[Component data from apps and pages]

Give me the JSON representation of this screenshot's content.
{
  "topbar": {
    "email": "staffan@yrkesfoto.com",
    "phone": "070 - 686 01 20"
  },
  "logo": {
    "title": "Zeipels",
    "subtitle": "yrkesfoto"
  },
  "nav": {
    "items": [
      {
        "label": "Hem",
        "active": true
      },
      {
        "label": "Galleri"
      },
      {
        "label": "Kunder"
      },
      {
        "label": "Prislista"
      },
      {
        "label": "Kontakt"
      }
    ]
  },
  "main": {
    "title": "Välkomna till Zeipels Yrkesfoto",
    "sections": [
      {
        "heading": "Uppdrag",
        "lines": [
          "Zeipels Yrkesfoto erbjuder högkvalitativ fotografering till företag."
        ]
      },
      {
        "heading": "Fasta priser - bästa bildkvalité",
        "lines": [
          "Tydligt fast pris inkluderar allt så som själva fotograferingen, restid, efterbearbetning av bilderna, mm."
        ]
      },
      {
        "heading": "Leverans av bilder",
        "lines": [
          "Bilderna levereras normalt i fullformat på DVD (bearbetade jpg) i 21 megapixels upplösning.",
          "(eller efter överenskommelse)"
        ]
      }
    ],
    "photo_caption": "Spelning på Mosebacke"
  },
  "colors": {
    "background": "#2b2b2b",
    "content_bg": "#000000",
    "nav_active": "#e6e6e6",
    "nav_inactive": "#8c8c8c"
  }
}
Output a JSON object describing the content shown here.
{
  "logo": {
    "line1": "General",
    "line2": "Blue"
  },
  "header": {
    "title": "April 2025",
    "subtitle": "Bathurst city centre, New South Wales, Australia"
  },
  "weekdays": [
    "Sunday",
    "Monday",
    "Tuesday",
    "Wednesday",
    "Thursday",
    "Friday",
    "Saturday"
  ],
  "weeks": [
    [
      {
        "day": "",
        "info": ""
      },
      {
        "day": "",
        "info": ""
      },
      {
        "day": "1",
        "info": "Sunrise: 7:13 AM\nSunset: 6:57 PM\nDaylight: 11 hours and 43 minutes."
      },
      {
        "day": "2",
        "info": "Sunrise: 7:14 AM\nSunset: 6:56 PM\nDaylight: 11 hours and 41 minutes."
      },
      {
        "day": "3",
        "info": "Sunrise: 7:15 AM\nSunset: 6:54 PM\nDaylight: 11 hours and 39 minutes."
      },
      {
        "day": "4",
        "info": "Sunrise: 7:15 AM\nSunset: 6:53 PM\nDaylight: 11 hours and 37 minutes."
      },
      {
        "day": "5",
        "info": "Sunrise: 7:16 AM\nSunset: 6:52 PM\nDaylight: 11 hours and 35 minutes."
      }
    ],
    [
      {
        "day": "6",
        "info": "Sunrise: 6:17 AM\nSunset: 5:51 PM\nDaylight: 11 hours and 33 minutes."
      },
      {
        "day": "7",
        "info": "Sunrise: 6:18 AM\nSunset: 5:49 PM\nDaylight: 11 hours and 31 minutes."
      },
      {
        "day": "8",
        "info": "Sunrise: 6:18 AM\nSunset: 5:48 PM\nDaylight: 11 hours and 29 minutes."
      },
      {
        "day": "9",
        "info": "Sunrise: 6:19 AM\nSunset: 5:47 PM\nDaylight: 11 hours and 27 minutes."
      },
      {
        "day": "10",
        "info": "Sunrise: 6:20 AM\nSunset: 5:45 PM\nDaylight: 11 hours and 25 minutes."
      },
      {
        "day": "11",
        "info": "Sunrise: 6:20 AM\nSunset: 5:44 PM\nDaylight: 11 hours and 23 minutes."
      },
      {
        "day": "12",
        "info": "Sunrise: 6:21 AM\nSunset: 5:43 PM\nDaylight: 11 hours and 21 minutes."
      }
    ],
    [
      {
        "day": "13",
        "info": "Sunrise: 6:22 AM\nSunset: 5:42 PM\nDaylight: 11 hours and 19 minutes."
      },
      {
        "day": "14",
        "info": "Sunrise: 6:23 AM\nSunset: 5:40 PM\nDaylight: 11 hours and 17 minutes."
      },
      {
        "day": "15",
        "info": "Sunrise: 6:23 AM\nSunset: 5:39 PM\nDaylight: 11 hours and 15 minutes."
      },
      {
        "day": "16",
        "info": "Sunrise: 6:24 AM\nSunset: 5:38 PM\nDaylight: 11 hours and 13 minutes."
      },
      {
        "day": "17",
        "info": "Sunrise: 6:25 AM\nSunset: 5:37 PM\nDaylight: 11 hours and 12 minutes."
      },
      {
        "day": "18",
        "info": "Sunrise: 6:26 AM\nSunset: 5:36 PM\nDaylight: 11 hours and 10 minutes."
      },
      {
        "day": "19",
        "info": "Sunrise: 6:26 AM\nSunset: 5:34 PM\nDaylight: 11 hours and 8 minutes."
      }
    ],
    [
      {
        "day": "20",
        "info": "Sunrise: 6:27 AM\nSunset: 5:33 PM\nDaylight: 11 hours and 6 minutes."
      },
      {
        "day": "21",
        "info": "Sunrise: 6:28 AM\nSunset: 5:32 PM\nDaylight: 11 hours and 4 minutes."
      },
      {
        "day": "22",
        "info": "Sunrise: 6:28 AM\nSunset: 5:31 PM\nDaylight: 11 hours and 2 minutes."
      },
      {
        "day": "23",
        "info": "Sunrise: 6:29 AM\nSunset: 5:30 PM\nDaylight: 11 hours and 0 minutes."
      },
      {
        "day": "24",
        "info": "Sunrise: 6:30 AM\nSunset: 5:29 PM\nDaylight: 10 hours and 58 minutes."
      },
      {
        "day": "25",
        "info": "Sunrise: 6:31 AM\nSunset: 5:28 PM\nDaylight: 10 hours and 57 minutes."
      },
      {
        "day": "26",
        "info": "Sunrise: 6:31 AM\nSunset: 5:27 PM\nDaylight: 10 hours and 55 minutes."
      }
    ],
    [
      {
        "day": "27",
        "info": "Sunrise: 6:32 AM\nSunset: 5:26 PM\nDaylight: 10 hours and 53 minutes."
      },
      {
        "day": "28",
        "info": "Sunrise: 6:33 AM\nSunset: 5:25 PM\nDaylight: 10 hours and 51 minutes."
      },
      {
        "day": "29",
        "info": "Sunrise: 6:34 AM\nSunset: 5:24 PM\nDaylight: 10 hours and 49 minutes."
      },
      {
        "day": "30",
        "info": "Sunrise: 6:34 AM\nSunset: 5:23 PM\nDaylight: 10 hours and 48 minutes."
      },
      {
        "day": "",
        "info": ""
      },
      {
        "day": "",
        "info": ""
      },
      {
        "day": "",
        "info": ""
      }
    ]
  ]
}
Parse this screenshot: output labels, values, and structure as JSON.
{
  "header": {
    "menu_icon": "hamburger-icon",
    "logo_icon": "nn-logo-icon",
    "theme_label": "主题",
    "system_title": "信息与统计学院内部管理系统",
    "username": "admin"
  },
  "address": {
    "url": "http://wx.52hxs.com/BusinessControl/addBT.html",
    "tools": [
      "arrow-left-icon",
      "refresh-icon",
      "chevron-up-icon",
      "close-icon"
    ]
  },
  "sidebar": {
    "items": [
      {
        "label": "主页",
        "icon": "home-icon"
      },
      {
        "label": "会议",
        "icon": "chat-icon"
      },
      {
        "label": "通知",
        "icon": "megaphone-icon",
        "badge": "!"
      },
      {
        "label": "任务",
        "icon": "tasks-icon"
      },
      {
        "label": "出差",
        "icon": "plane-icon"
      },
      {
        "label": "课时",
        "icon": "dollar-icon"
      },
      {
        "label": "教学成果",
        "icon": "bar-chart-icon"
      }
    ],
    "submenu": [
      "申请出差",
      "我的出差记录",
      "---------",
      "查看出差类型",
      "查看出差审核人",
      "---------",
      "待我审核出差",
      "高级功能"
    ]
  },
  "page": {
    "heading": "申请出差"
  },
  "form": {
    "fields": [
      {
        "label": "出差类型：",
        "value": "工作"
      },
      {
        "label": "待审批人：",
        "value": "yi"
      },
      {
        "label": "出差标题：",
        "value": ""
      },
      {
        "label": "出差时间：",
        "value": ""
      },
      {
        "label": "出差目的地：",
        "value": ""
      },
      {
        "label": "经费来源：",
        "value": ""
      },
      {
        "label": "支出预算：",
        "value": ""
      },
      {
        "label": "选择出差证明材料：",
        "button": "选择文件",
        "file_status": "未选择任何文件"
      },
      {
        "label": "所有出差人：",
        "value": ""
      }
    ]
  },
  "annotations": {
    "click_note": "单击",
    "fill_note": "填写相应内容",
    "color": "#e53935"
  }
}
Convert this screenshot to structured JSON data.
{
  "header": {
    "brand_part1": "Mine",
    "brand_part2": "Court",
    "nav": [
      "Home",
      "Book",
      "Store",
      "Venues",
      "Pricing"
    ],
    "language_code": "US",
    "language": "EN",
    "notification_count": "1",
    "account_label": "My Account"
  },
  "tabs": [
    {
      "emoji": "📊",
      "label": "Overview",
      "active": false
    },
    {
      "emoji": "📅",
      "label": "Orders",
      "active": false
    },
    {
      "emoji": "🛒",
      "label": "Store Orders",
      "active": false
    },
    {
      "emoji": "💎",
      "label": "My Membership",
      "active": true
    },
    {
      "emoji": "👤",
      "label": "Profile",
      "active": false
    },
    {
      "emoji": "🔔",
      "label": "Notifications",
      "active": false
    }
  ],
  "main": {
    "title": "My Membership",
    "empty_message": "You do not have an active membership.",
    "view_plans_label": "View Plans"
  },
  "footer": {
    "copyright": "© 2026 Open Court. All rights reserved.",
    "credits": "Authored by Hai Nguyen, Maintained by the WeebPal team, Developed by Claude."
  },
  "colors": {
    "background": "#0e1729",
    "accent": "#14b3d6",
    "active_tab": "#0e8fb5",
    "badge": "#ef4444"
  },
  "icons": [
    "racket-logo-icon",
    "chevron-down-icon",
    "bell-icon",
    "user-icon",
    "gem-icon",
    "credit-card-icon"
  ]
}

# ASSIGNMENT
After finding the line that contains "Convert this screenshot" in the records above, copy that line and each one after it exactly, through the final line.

# EXPECTED ANSWER
Convert this screenshot to structured JSON data.
{
  "header": {
    "brand_part1": "Mine",
    "brand_part2": "Court",
    "nav": [
      "Home",
      "Book",
      "Store",
      "Venues",
      "Pricing"
    ],
    "language_code": "US",
    "language": "EN",
    "notification_count": "1",
    "account_label": "My Account"
  },
  "tabs": [
    {
      "emoji": "📊",
      "label": "Overview",
      "active": false
    },
    {
      "emoji": "📅",
      "label": "Orders",
      "active": false
    },
    {
      "emoji": "🛒",
      "label": "Store Orders",
      "active": false
    },
    {
      "emoji": "💎",
      "label": "My Membership",
      "active": true
    },
    {
      "emoji": "👤",
      "label": "Profile",
      "active": false
    },
    {
      "emoji": "🔔",
      "label": "Notifications",
      "active": false
    }
  ],
  "main": {
    "title": "My Membership",
    "empty_message": "You do not have an active membership.",
    "view_plans_label": "View Plans"
  },
  "footer": {
    "copyright": "© 2026 Open Court. All rights reserved.",
    "credits": "Authored by Hai Nguyen, Maintained by the WeebPal team, Developed by Claude."
  },
  "colors": {
    "background": "#0e1729",
    "accent": "#14b3d6",
    "active_tab": "#0e8fb5",
    "badge": "#ef4444"
  },
  "icons": [
    "racket-logo-icon",
    "chevron-down-icon",
    "bell-icon",
    "user-icon",
    "gem-icon",
    "credit-card-icon"
  ]
}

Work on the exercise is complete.